MATERIAL SHOWN section start

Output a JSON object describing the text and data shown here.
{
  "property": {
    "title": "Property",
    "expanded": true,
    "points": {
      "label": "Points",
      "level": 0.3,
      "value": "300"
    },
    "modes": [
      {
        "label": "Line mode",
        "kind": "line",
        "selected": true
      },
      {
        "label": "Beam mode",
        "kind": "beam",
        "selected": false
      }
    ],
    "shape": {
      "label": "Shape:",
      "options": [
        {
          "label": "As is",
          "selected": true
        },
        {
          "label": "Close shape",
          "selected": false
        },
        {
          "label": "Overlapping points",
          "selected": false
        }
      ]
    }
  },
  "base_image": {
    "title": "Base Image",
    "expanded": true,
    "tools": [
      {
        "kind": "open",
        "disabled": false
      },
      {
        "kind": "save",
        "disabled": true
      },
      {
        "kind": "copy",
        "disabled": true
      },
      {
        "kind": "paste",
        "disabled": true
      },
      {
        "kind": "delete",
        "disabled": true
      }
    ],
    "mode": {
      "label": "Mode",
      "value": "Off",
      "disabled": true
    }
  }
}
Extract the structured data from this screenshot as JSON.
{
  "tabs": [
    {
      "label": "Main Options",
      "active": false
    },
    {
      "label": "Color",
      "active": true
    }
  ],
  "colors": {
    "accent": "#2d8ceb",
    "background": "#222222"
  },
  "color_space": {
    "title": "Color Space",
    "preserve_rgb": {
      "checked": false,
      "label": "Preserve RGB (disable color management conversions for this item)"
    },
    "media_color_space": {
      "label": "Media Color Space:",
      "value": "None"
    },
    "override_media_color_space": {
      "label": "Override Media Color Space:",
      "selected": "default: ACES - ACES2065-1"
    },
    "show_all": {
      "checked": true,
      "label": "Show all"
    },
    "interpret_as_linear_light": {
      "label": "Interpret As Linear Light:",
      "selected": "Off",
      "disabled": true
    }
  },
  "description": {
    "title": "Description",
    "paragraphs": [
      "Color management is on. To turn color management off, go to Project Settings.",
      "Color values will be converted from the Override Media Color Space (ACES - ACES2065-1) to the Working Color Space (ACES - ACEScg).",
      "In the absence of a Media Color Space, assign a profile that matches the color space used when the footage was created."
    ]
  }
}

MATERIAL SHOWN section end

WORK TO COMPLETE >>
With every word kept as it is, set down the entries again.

TASK OUTPUT >>
Output a JSON object describing the text and data shown here.
{
  "property": {
    "title": "Property",
    "expanded": true,
    "points": {
      "label": "Points",
      "level": 0.3,
      "value": "300"
    },
    "modes": [
      {
        "label": "Line mode",
        "kind": "line",
        "selected": true
      },
      {
        "label": "Beam mode",
        "kind": "beam",
        "selected": false
      }
    ],
    "shape": {
      "label": "Shape:",
      "options": [
        {
          "label": "As is",
          "selected": true
        },
        {
          "label": "Close shape",
          "selected": false
        },
        {
          "label": "Overlapping points",
          "selected": false
        }
      ]
    }
  },
  "base_image": {
    "title": "Base Image",
    "expanded": true,
    "tools": [
      {
        "kind": "open",
        "disabled": false
      },
      {
        "kind": "save",
        "disabled": true
      },
      {
        "kind": "copy",
        "disabled": true
      },
      {
        "kind": "paste",
        "disabled": true
      },
      {
        "kind": "delete",
        "disabled": true
      }
    ],
    "mode": {
      "label": "Mode",
      "value": "Off",
      "disabled": true
    }
  }
}
Extract the structured data from this screenshot as JSON.
{
  "tabs": [
    {
      "label": "Main Options",
      "active": false
    },
    {
      "label": "Color",
      "active": true
    }
  ],
  "colors": {
    "accent": "#2d8ceb",
    "background": "#222222"
  },
  "color_space": {
    "title": "Color Space",
    "preserve_rgb": {
      "checked": false,
      "label": "Preserve RGB (disable color management conversions for this item)"
    },
    "media_color_space": {
      "label": "Media Color Space:",
      "value": "None"
    },
    "override_media_color_space": {
      "label": "Override Media Color Space:",
      "selected": "default: ACES - ACES2065-1"
    },
    "show_all": {
      "checked": true,
      "label": "Show all"
    },
    "interpret_as_linear_light": {
      "label": "Interpret As Linear Light:",
      "selected": "Off",
      "disabled": true
    }
  },
  "description": {
    "title": "Description",
    "paragraphs": [
      "Color management is on. To turn color management off, go to Project Settings.",
      "Color values will be converted from the Override Media Color Space (ACES - ACES2065-1) to the Working Color Space (ACES - ACEScg).",
      "In the absence of a Media Color Space, assign a profile that matches the color space used when the footage was created."
    ]
  }
}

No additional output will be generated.